Source data
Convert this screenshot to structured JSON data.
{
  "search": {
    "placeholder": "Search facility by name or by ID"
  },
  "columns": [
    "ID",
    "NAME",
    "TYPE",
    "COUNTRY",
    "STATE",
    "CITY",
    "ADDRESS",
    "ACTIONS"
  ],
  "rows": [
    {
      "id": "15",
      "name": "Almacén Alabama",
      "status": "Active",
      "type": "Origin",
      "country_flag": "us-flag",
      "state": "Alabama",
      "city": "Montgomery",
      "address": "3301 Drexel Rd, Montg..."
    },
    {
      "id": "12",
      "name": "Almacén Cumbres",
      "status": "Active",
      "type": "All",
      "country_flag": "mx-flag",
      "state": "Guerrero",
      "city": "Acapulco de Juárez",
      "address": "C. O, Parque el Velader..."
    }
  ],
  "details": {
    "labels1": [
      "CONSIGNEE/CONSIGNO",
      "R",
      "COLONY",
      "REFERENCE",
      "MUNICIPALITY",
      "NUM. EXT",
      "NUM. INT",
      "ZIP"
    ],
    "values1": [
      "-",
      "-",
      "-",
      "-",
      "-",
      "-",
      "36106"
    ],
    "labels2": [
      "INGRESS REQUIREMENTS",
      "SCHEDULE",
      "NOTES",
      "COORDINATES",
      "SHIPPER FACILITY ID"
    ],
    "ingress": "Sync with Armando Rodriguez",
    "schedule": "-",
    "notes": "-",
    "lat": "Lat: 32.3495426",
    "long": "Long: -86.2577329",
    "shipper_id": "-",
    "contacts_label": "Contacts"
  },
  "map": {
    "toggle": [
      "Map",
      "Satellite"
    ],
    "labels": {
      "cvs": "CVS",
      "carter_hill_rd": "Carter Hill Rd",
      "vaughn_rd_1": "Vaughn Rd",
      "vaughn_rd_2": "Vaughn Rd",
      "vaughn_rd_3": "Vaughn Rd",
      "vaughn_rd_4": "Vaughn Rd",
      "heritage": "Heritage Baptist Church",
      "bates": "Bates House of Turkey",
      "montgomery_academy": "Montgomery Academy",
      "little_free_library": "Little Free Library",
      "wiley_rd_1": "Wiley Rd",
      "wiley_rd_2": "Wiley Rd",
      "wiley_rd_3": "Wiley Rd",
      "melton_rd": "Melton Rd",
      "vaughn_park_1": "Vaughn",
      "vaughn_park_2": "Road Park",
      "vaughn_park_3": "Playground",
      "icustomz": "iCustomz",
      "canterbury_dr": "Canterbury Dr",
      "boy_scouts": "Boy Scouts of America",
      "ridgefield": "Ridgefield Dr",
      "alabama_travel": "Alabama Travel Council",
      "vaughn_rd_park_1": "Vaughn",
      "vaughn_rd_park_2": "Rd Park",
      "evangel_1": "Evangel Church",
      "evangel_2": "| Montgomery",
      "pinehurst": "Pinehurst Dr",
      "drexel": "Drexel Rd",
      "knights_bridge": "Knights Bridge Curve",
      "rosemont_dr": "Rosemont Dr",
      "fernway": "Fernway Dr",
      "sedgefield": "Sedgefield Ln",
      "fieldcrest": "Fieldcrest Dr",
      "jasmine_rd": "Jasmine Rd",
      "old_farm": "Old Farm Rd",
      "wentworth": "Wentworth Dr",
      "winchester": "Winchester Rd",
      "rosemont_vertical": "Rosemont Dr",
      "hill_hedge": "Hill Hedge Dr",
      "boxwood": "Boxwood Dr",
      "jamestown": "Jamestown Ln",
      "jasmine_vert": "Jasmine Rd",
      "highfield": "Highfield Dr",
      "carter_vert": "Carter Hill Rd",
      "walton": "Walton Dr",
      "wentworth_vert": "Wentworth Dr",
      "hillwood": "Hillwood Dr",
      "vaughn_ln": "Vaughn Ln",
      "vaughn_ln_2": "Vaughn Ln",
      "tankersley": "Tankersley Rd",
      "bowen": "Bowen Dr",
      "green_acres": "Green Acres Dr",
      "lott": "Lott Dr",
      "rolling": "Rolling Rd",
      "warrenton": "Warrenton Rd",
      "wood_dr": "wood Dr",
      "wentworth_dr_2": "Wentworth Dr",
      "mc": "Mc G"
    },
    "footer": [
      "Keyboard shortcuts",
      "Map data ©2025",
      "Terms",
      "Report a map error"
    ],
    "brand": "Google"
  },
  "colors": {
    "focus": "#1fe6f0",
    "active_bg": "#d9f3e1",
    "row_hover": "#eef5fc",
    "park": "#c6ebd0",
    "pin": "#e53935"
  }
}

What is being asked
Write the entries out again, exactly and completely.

Exercise answer
Convert this screenshot to structured JSON data.
{
  "search": {
    "placeholder": "Search facility by name or by ID"
  },
  "columns": [
    "ID",
    "NAME",
    "TYPE",
    "COUNTRY",
    "STATE",
    "CITY",
    "ADDRESS",
    "ACTIONS"
  ],
  "rows": [
    {
      "id": "15",
      "name": "Almacén Alabama",
      "status": "Active",
      "type": "Origin",
      "country_flag": "us-flag",
      "state": "Alabama",
      "city": "Montgomery",
      "address": "3301 Drexel Rd, Montg..."
    },
    {
      "id": "12",
      "name": "Almacén Cumbres",
      "status": "Active",
      "type": "All",
      "country_flag": "mx-flag",
      "state": "Guerrero",
      "city": "Acapulco de Juárez",
      "address": "C. O, Parque el Velader..."
    }
  ],
  "details": {
    "labels1": [
      "CONSIGNEE/CONSIGNO",
      "R",
      "COLONY",
      "REFERENCE",
      "MUNICIPALITY",
      "NUM. EXT",
      "NUM. INT",
      "ZIP"
    ],
    "values1": [
      "-",
      "-",
      "-",
      "-",
      "-",
      "-",
      "36106"
    ],
    "labels2": [
      "INGRESS REQUIREMENTS",
      "SCHEDULE",
      "NOTES",
      "COORDINATES",
      "SHIPPER FACILITY ID"
    ],
    "ingress": "Sync with Armando Rodriguez",
    "schedule": "-",
    "notes": "-",
    "lat": "Lat: 32.3495426",
    "long": "Long: -86.2577329",
    "shipper_id": "-",
    "contacts_label": "Contacts"
  },
  "map": {
    "toggle": [
      "Map",
      "Satellite"
    ],
    "labels": {
      "cvs": "CVS",
      "carter_hill_rd": "Carter Hill Rd",
      "vaughn_rd_1": "Vaughn Rd",
      "vaughn_rd_2": "Vaughn Rd",
      "vaughn_rd_3": "Vaughn Rd",
      "vaughn_rd_4": "Vaughn Rd",
      "heritage": "Heritage Baptist Church",
      "bates": "Bates House of Turkey",
      "montgomery_academy": "Montgomery Academy",
      "little_free_library": "Little Free Library",
      "wiley_rd_1": "Wiley Rd",
      "wiley_rd_2": "Wiley Rd",
      "wiley_rd_3": "Wiley Rd",
      "melton_rd": "Melton Rd",
      "vaughn_park_1": "Vaughn",
      "vaughn_park_2": "Road Park",
      "vaughn_park_3": "Playground",
      "icustomz": "iCustomz",
      "canterbury_dr": "Canterbury Dr",
      "boy_scouts": "Boy Scouts of America",
      "ridgefield": "Ridgefield Dr",
      "alabama_travel": "Alabama Travel Council",
      "vaughn_rd_park_1": "Vaughn",
      "vaughn_rd_park_2": "Rd Park",
      "evangel_1": "Evangel Church",
      "evangel_2": "| Montgomery",
      "pinehurst": "Pinehurst Dr",
      "drexel": "Drexel Rd",
      "knights_bridge": "Knights Bridge Curve",
      "rosemont_dr": "Rosemont Dr",
      "fernway": "Fernway Dr",
      "sedgefield": "Sedgefield Ln",
      "fieldcrest": "Fieldcrest Dr",
      "jasmine_rd": "Jasmine Rd",
      "old_farm": "Old Farm Rd",
      "wentworth": "Wentworth Dr",
      "winchester": "Winchester Rd",
      "rosemont_vertical": "Rosemont Dr",
      "hill_hedge": "Hill Hedge Dr",
      "boxwood": "Boxwood Dr",
      "jamestown": "Jamestown Ln",
      "jasmine_vert": "Jasmine Rd",
      "highfield": "Highfield Dr",
      "carter_vert": "Carter Hill Rd",
      "walton": "Walton Dr",
      "wentworth_vert": "Wentworth Dr",
      "hillwood": "Hillwood Dr",
      "vaughn_ln": "Vaughn Ln",
      "vaughn_ln_2": "Vaughn Ln",
      "tankersley": "Tankersley Rd",
      "bowen": "Bowen Dr",
      "green_acres": "Green Acres Dr",
      "lott": "Lott Dr",
      "rolling": "Rolling Rd",
      "warrenton": "Warrenton Rd",
      "wood_dr": "wood Dr",
      "wentworth_dr_2": "Wentworth Dr",
      "mc": "Mc G"
    },
    "footer": [
      "Keyboard shortcuts",
      "Map data ©2025",
      "Terms",
      "Report a map error"
    ],
    "brand": "Google"
  },
  "colors": {
    "focus": "#1fe6f0",
    "active_bg": "#d9f3e1",
    "row_hover": "#eef5fc",
    "park": "#c6ebd0",
    "pin": "#e53935"
  }
}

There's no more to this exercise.